» Exercise prompt
How many lines in the entries below contain "para"? Answer with the number only.

##########

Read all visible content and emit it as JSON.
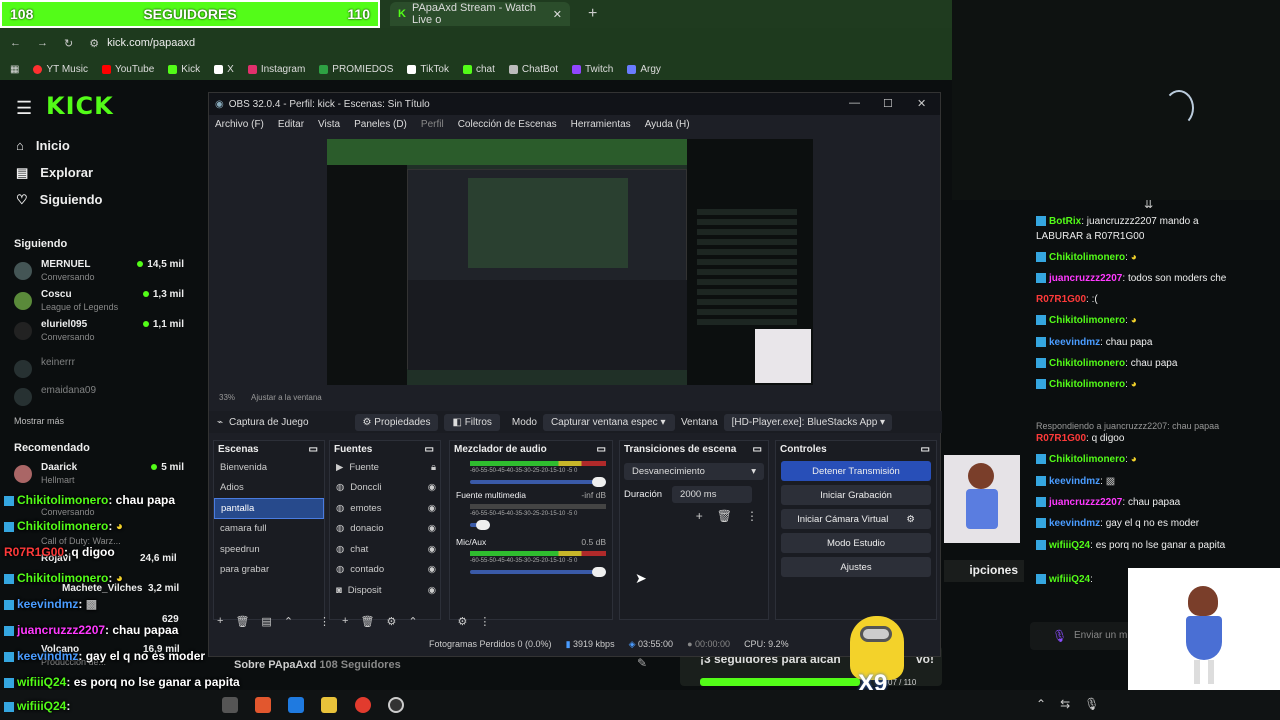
{
  "goal": {
    "current": "108",
    "label": "SEGUIDORES",
    "target": "110"
  },
  "browser": {
    "tab_title": "PApaAxd Stream - Watch Live o",
    "new_tab": "+",
    "url": "kick.com/papaaxd",
    "bookmarks": [
      {
        "label": "YT Music",
        "color": "#ff3030"
      },
      {
        "label": "YouTube",
        "color": "#ff0000"
      },
      {
        "label": "Kick",
        "color": "#53fc18"
      },
      {
        "label": "X",
        "color": "#ffffff"
      },
      {
        "label": "Instagram",
        "color": "#e1306c"
      },
      {
        "label": "PROMIEDOS",
        "color": "#2ea043"
      },
      {
        "label": "TikTok",
        "color": "#ffffff"
      },
      {
        "label": "chat",
        "color": "#53fc18"
      },
      {
        "label": "ChatBot",
        "color": "#bbbbbb"
      },
      {
        "label": "Twitch",
        "color": "#9146ff"
      },
      {
        "label": "Argy",
        "color": "#6a7cff"
      }
    ]
  },
  "kick": {
    "logo": "KICK",
    "nav": [
      "Inicio",
      "Explorar",
      "Siguiendo"
    ],
    "following_title": "Siguiendo",
    "following": [
      {
        "name": "MERNUEL",
        "sub": "Conversando",
        "count": "14,5 mil"
      },
      {
        "name": "Coscu",
        "sub": "League of Legends",
        "count": "1,3 mil"
      },
      {
        "name": "eluriel095",
        "sub": "Conversando",
        "count": "1,1 mil"
      },
      {
        "name": "keinerrr",
        "sub": "",
        "count": ""
      },
      {
        "name": "emaidana09",
        "sub": "",
        "count": ""
      }
    ],
    "show_more": "Mostrar más",
    "recommended_title": "Recomendado",
    "recommended": [
      {
        "name": "Daarick",
        "sub": "Hellmart",
        "count": "5 mil"
      },
      {
        "name": "",
        "sub": "Conversando",
        "count": ""
      },
      {
        "name": "",
        "sub": "Call of Duty: Warz...",
        "count": ""
      },
      {
        "name": "Rojavi",
        "sub": "",
        "count": "24,6 mil"
      },
      {
        "name": "Machete_Vilches",
        "sub": "",
        "count": "3,2 mil"
      },
      {
        "name": "",
        "sub": "",
        "count": "629"
      },
      {
        "name": "Volcano",
        "sub": "Producción de...",
        "count": "16,9 mil"
      }
    ],
    "about": "Sobre PApaAxd",
    "about_followers": "108 Seguidores",
    "goal_banner": "¡3 seguidores para alcan",
    "goal_banner_end": "vo!",
    "goal_progress_text": "07 / 110",
    "subs_label": "ipciones",
    "send_placeholder": "Enviar un m"
  },
  "obs": {
    "title": "OBS 32.0.4 - Perfil: kick - Escenas: Sin Título",
    "menu": [
      "Archivo (F)",
      "Editar",
      "Vista",
      "Paneles (D)",
      "Perfil",
      "Colección de Escenas",
      "Herramientas",
      "Ayuda (H)"
    ],
    "zoom": "33%",
    "fit": "Ajustar a la ventana",
    "source_name": "Captura de Juego",
    "properties": "Propiedades",
    "filters": "Filtros",
    "mode_label": "Modo",
    "mode_value": "Capturar ventana espec",
    "window_label": "Ventana",
    "window_value": "[HD-Player.exe]: BlueStacks App",
    "scenes_title": "Escenas",
    "scenes": [
      "Bienvenida",
      "Adios",
      "pantalla",
      "camara full",
      "speedrun",
      "para grabar"
    ],
    "sources_title": "Fuentes",
    "sources": [
      "Fuente",
      "Donccli",
      "emotes",
      "donacio",
      "chat",
      "contado",
      "Disposit"
    ],
    "mixer_title": "Mezclador de audio",
    "mixer": [
      {
        "name": "",
        "level": ""
      },
      {
        "name": "Fuente multimedia",
        "level": "-inf dB"
      },
      {
        "name": "Mic/Aux",
        "level": "0.5 dB"
      }
    ],
    "meter_scale": "-60-55-50-45-40-35-30-25-20-15-10 -5 0",
    "transitions_title": "Transiciones de escena",
    "transition_value": "Desvanecimiento",
    "duration_label": "Duración",
    "duration_value": "2000 ms",
    "controls_title": "Controles",
    "controls": [
      "Detener Transmisión",
      "Iniciar Grabación",
      "Iniciar Cámara Virtual",
      "Modo Estudio",
      "Ajustes"
    ],
    "status": {
      "dropped": "Fotogramas Perdidos 0 (0.0%)",
      "bitrate": "3919 kbps",
      "live_time": "03:55:00",
      "rec_time": "00:00:00",
      "cpu": "CPU: 9.2%"
    }
  },
  "chat": [
    {
      "user": "BotRix",
      "text": "juancruzzz2207 mando a",
      "color": "#53fc18"
    },
    {
      "user": "",
      "text": "LABURAR a R07R1G00",
      "color": ""
    },
    {
      "user": "Chikitolimonero",
      "text": "",
      "color": "#53fc18"
    },
    {
      "user": "juancruzzz2207",
      "text": "todos son moders che",
      "color": "#ff3aff"
    },
    {
      "user": "R07R1G00",
      "text": ":(",
      "color": "#ff3a3a"
    },
    {
      "user": "Chikitolimonero",
      "text": "",
      "color": "#53fc18"
    },
    {
      "user": "keevindmz",
      "text": "chau papa",
      "color": "#4a9cff"
    },
    {
      "user": "Chikitolimonero",
      "text": "chau papa",
      "color": "#53fc18"
    },
    {
      "user": "Chikitolimonero",
      "text": "",
      "color": "#53fc18"
    },
    {
      "user": "",
      "text": "Respondiendo a juancruzzz2207: chau papaa",
      "color": ""
    },
    {
      "user": "R07R1G00",
      "text": "q digoo",
      "color": "#ff3a3a"
    },
    {
      "user": "Chikitolimonero",
      "text": "",
      "color": "#53fc18"
    },
    {
      "user": "keevindmz",
      "text": "",
      "color": "#4a9cff"
    },
    {
      "user": "juancruzzz2207",
      "text": "chau papaa",
      "color": "#ff3aff"
    },
    {
      "user": "keevindmz",
      "text": "gay el q no es moder",
      "color": "#4a9cff"
    },
    {
      "user": "wifiiiQ24",
      "text": "es porq no lse ganar a papita",
      "color": "#53fc18"
    },
    {
      "user": "wifiiiQ24",
      "text": "",
      "color": "#53fc18"
    }
  ],
  "overlay_chat": [
    {
      "user": "Chikitolimonero",
      "text": ": chau papa",
      "color": "#53fc18"
    },
    {
      "user": "Chikitolimonero",
      "text": ":",
      "color": "#53fc18"
    },
    {
      "user": "R07R1G00",
      "text": ": q digoo",
      "color": "#ff3a3a"
    },
    {
      "user": "Chikitolimonero",
      "text": ":",
      "color": "#53fc18"
    },
    {
      "user": "keevindmz",
      "text": ":",
      "color": "#4a9cff"
    },
    {
      "user": "juancruzzz2207",
      "text": ": chau papaa",
      "color": "#ff3aff"
    },
    {
      "user": "keevindmz",
      "text": ": gay el q no es moder",
      "color": "#4a9cff"
    },
    {
      "user": "wifiiiQ24",
      "text": ": es porq no lse ganar a papita",
      "color": "#53fc18"
    },
    {
      "user": "wifiiiQ24",
      "text": ":",
      "color": "#53fc18"
    }
  ],
  "minion_multiplier": "X9"
}
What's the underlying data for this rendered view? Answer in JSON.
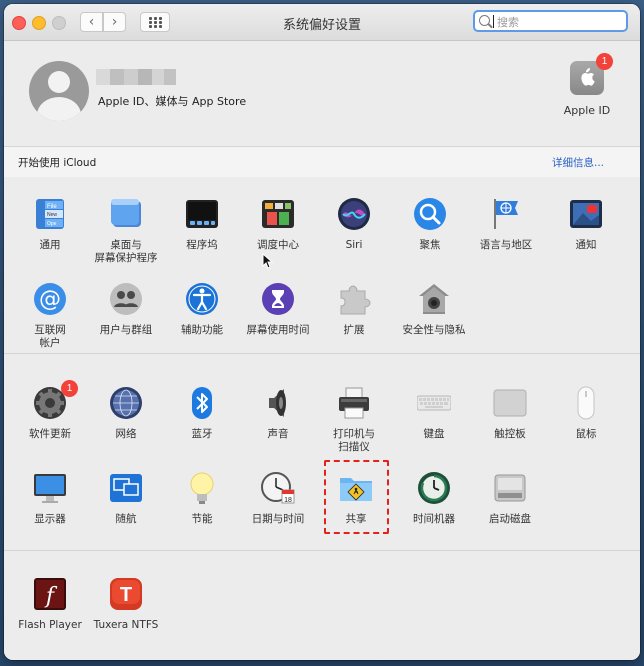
{
  "window": {
    "title": "系统偏好设置",
    "search_placeholder": "搜索"
  },
  "account": {
    "subtitle": "Apple ID、媒体与 App Store",
    "apple_id_label": "Apple ID",
    "apple_id_badge": "1"
  },
  "icloud": {
    "text": "开始使用 iCloud",
    "link": "详细信息..."
  },
  "section1": {
    "items": [
      {
        "label": "通用"
      },
      {
        "label": "桌面与\n屏幕保护程序"
      },
      {
        "label": "程序坞"
      },
      {
        "label": "调度中心"
      },
      {
        "label": "Siri"
      },
      {
        "label": "聚焦"
      },
      {
        "label": "语言与地区"
      },
      {
        "label": "通知"
      },
      {
        "label": "互联网\n帐户"
      },
      {
        "label": "用户与群组"
      },
      {
        "label": "辅助功能"
      },
      {
        "label": "屏幕使用时间"
      },
      {
        "label": "扩展"
      },
      {
        "label": "安全性与隐私"
      }
    ]
  },
  "section2": {
    "items": [
      {
        "label": "软件更新",
        "badge": "1"
      },
      {
        "label": "网络"
      },
      {
        "label": "蓝牙"
      },
      {
        "label": "声音"
      },
      {
        "label": "打印机与\n扫描仪"
      },
      {
        "label": "键盘"
      },
      {
        "label": "触控板"
      },
      {
        "label": "鼠标"
      },
      {
        "label": "显示器"
      },
      {
        "label": "随航"
      },
      {
        "label": "节能"
      },
      {
        "label": "日期与时间",
        "calendar_day": "18"
      },
      {
        "label": "共享"
      },
      {
        "label": "时间机器"
      },
      {
        "label": "启动磁盘"
      }
    ]
  },
  "section3": {
    "items": [
      {
        "label": "Flash Player"
      },
      {
        "label": "Tuxera NTFS"
      }
    ]
  },
  "colors": {
    "accent": "#5f9ae6",
    "highlight_border": "#e3221b",
    "badge": "#f3423a"
  }
}
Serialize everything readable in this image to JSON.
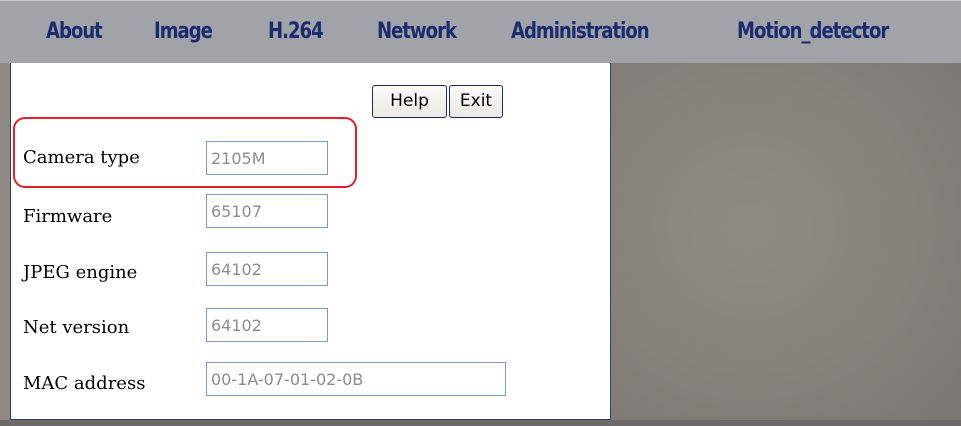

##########

» Your solution
2